It is "absolutely" independent from the work that Jones Day is doing, Cowen said.

"(WilmerHale) has sole discretion and control over what they are doing and certainly we are not involved in that at all," Cowen said.

Roberts countered: "But not independent from the University of Michigan and Board of Regents."

Cowen countered that under the terms of the agreement, the Regents play no role in the investigation.

"The Board of Regents does not direct or influence or control the investigation," he said.

Cowen also added that he did not think it was necessary for Schlissel to attend a status conference.

"We are completely on board with trying to work this out," he said.

Lawyers such as Rochester-based attorney E. Powell Miller have expressed concern over UM's independent investigation.

UM is conveying a message to potential victims that they don't need the judicial process since the university is going to give them counseling and an investigation, he said, calling the university's move a way to "discourage participation in the judicial process."

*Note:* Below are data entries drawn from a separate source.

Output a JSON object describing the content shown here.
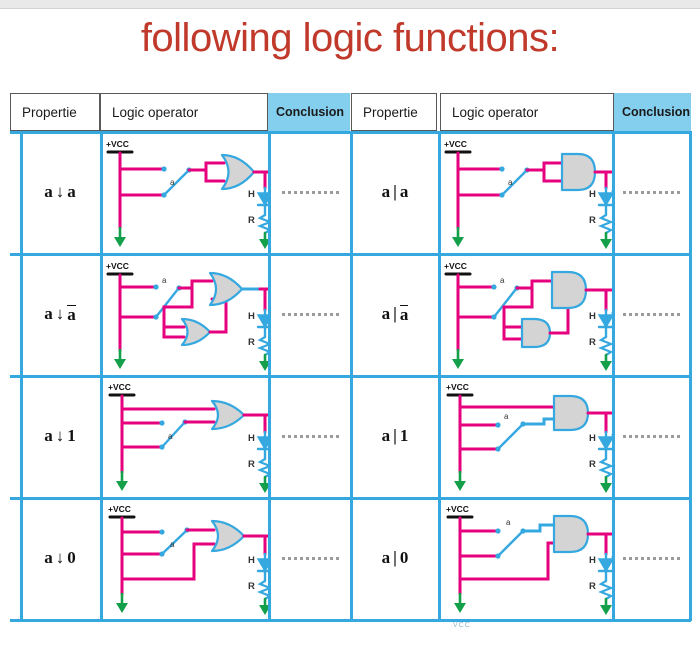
{
  "slide": {
    "title": "following logic functions:",
    "title_color": "#c0392b"
  },
  "theme": {
    "grid_blue": "#35a8e0",
    "header_fill": "#84cfee",
    "wire_magenta": "#e6007e",
    "wire_blue": "#35a8e0",
    "ground_green": "#14a04a",
    "gate_fill": "#c9c9c9",
    "header_border": "#595959"
  },
  "table": {
    "headers": [
      {
        "label": "Propertie",
        "kind": "plain"
      },
      {
        "label": "Logic operator",
        "kind": "plain"
      },
      {
        "label": "Conclusion",
        "kind": "highlight"
      },
      {
        "label": "Propertie",
        "kind": "plain"
      },
      {
        "label": "Logic operator",
        "kind": "plain"
      },
      {
        "label": "Conclusion",
        "kind": "highlight"
      }
    ],
    "rows": [
      {
        "left_propertie": {
          "lhs": "a",
          "op": "↓",
          "rhs": "a",
          "rhs_overline": false
        },
        "left_circuit": "nor-a-a",
        "left_conclusion": "..........",
        "right_propertie": {
          "lhs": "a",
          "op": "|",
          "rhs": "a",
          "rhs_overline": false
        },
        "right_circuit": "nand-a-a",
        "right_conclusion": ".........."
      },
      {
        "left_propertie": {
          "lhs": "a",
          "op": "↓",
          "rhs": "a",
          "rhs_overline": true
        },
        "left_circuit": "nor-a-nota",
        "left_conclusion": "..........",
        "right_propertie": {
          "lhs": "a",
          "op": "|",
          "rhs": "a",
          "rhs_overline": true
        },
        "right_circuit": "nand-a-nota",
        "right_conclusion": ".........."
      },
      {
        "left_propertie": {
          "lhs": "a",
          "op": "↓",
          "rhs": "1",
          "rhs_overline": false
        },
        "left_circuit": "nor-a-1",
        "left_conclusion": "..........",
        "right_propertie": {
          "lhs": "a",
          "op": "|",
          "rhs": "1",
          "rhs_overline": false
        },
        "right_circuit": "nand-a-1",
        "right_conclusion": ".........."
      },
      {
        "left_propertie": {
          "lhs": "a",
          "op": "↓",
          "rhs": "0",
          "rhs_overline": false
        },
        "left_circuit": "nor-a-0",
        "left_conclusion": "..........",
        "right_propertie": {
          "lhs": "a",
          "op": "|",
          "rhs": "0",
          "rhs_overline": false
        },
        "right_circuit": "nand-a-0",
        "right_conclusion": ".........."
      }
    ]
  },
  "circuit_labels": {
    "supply": "+VCC",
    "switch": "a",
    "lamp": "H",
    "resistor": "R"
  }
}
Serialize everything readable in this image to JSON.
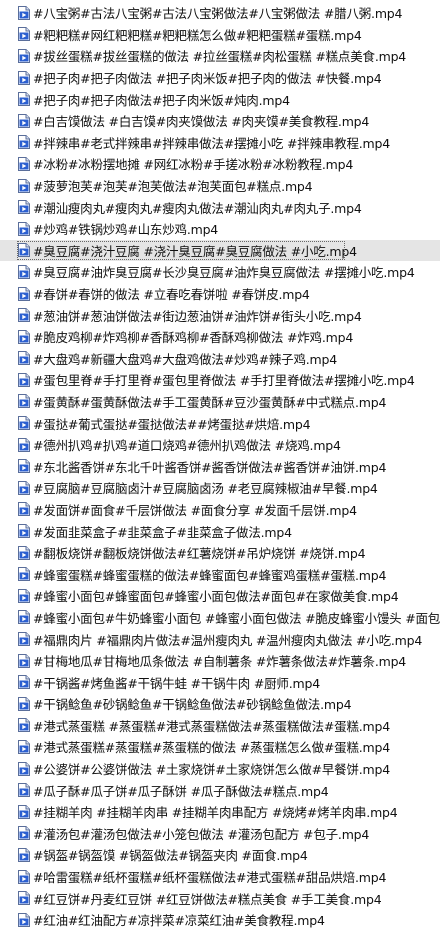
{
  "files": [
    {
      "name": "#八宝粥#古法八宝粥#古法八宝粥做法#八宝粥做法 #腊八粥.mp4"
    },
    {
      "name": "#粑粑糕#网红粑粑糕#粑粑糕怎么做#粑粑蛋糕#蛋糕.mp4"
    },
    {
      "name": "#拔丝蛋糕#拔丝蛋糕的做法 #拉丝蛋糕#肉松蛋糕 #糕点美食.mp4"
    },
    {
      "name": "#把子肉#把子肉做法 #把子肉米饭#把子肉的做法 #快餐.mp4"
    },
    {
      "name": "#把子肉#把子肉做法#把子肉米饭#炖肉.mp4"
    },
    {
      "name": "#白吉馍做法 #白吉馍#肉夹馍做法 #肉夹馍#美食教程.mp4"
    },
    {
      "name": "#拌辣串#老式拌辣串#拌辣串做法#摆摊小吃 #拌辣串教程.mp4"
    },
    {
      "name": "#冰粉#冰粉摆地摊 #网红冰粉#手搓冰粉#冰粉教程.mp4"
    },
    {
      "name": "#菠萝泡芙#泡芙#泡芙做法#泡芙面包#糕点.mp4"
    },
    {
      "name": "#潮汕瘦肉丸#瘦肉丸#瘦肉丸做法#潮汕肉丸#肉丸子.mp4"
    },
    {
      "name": "#炒鸡#铁锅炒鸡#山东炒鸡.mp4"
    },
    {
      "name": "#臭豆腐#浇汁豆腐 #浇汁臭豆腐#臭豆腐做法 #小吃.mp4",
      "selected": true
    },
    {
      "name": "#臭豆腐#油炸臭豆腐#长沙臭豆腐#油炸臭豆腐做法 #摆摊小吃.mp4"
    },
    {
      "name": "#春饼#春饼的做法 #立春吃春饼啦 #春饼皮.mp4"
    },
    {
      "name": "#葱油饼#葱油饼做法#街边葱油饼#油炸饼#街头小吃.mp4"
    },
    {
      "name": "#脆皮鸡柳#炸鸡柳#香酥鸡柳#香酥鸡柳做法 #炸鸡.mp4"
    },
    {
      "name": "#大盘鸡#新疆大盘鸡#大盘鸡做法#炒鸡#辣子鸡.mp4"
    },
    {
      "name": "#蛋包里脊#手打里脊#蛋包里脊做法 #手打里脊做法#摆摊小吃.mp4"
    },
    {
      "name": "#蛋黄酥#蛋黄酥做法#手工蛋黄酥#豆沙蛋黄酥#中式糕点.mp4"
    },
    {
      "name": "#蛋挞#葡式蛋挞#蛋挞做法##烤蛋挞#烘焙.mp4"
    },
    {
      "name": "#德州扒鸡#扒鸡#道口烧鸡#德州扒鸡做法 #烧鸡.mp4"
    },
    {
      "name": "#东北酱香饼#东北千叶酱香饼#酱香饼做法#酱香饼#油饼.mp4"
    },
    {
      "name": "#豆腐脑#豆腐脑卤汁#豆腐脑卤汤 #老豆腐辣椒油#早餐.mp4"
    },
    {
      "name": "#发面饼#面食#千层饼做法 #面食分享 #发面千层饼.mp4"
    },
    {
      "name": "#发面韭菜盒子#韭菜盒子#韭菜盒子做法.mp4"
    },
    {
      "name": "#翻板烧饼#翻板烧饼做法#红薯烧饼#吊炉烧饼 #烧饼.mp4"
    },
    {
      "name": "#蜂蜜蛋糕#蜂蜜蛋糕的做法#蜂蜜面包#蜂蜜鸡蛋糕#蛋糕.mp4"
    },
    {
      "name": "#蜂蜜小面包#蜂蜜面包#蜂蜜小面包做法#面包#在家做美食.mp4"
    },
    {
      "name": "#蜂蜜小面包#牛奶蜂蜜小面包 #蜂蜜小面包做法 #脆皮蜂蜜小馒头 #面包.mp4"
    },
    {
      "name": "#福鼎肉片 #福鼎肉片做法#温州瘦肉丸 #温州瘦肉丸做法 #小吃.mp4"
    },
    {
      "name": "#甘梅地瓜#甘梅地瓜条做法 #自制薯条 #炸薯条做法#炸薯条.mp4"
    },
    {
      "name": "#干锅酱#烤鱼酱#干锅牛蛙 #干锅牛肉 #厨师.mp4"
    },
    {
      "name": "#干锅鲶鱼#砂锅鲶鱼#干锅鲶鱼做法#砂锅鲶鱼做法.mp4"
    },
    {
      "name": "#港式蒸蛋糕 #蒸蛋糕#港式蒸蛋糕做法#蒸蛋糕做法#蛋糕.mp4"
    },
    {
      "name": "#港式蒸蛋糕#蒸蛋糕#蒸蛋糕的做法 #蒸蛋糕怎么做#蛋糕.mp4"
    },
    {
      "name": "#公婆饼#公婆饼做法 #土家烧饼#土家烧饼怎么做#早餐饼.mp4"
    },
    {
      "name": "#瓜子酥#瓜子饼#瓜子酥饼 #瓜子酥做法#糕点.mp4"
    },
    {
      "name": "#挂糊羊肉 #挂糊羊肉串 #挂糊羊肉串配方 #烧烤#烤羊肉串.mp4"
    },
    {
      "name": "#灌汤包#灌汤包做法#小笼包做法 #灌汤包配方 #包子.mp4"
    },
    {
      "name": "#锅盔#锅盔馍 #锅盔做法#锅盔夹肉 #面食.mp4"
    },
    {
      "name": "#哈雷蛋糕#纸杯蛋糕#纸杯蛋糕做法#港式蛋糕#甜品烘焙.mp4"
    },
    {
      "name": "#红豆饼#丹麦红豆饼 #红豆饼做法#糕点美食 #手工美食.mp4"
    },
    {
      "name": "#红油#红油配方#凉拌菜#凉菜红油#美食教程.mp4"
    }
  ],
  "colors": {
    "icon_blue": "#2b5fd0",
    "selected_bg": "#e5e5e5"
  },
  "icon": "video-file-icon"
}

But Fitzgerald pointed to a court filing by a lead investigator of WilmerHale, declaring the firm "has taken care to maintain its independence from any litigation relating to Dr. Anderson’s alleged conduct."

"To that end, we have had no contact with the University’s outside litigation counsel, including Jones Day, about the investigation WilmerHale is conducting or about any litigation against the University relating to Dr. Anderson," the document said.

Roberts said she had the authority to subpoena individuals to her courtroom to address unanswered questions but asked the parties to work it out among themselves. A follow-up hearing is scheduled for July 29.

"We are pleased that Judge Roberts is actively overseeing the case and ensuring that the rights of all victims are protected," Annika K. Martin of Lieff Cabraser Heimann & Bernstein LLP, interim class counsel in the Anderson case, said in a statement afterward. "Our goal as always is to provide all victims an opportunity to be heard and obtain justice, while creating lasting change at the University of Michigan to prevent this type of abuse from ever occurring again.”

kkozlowski@detroitnews.com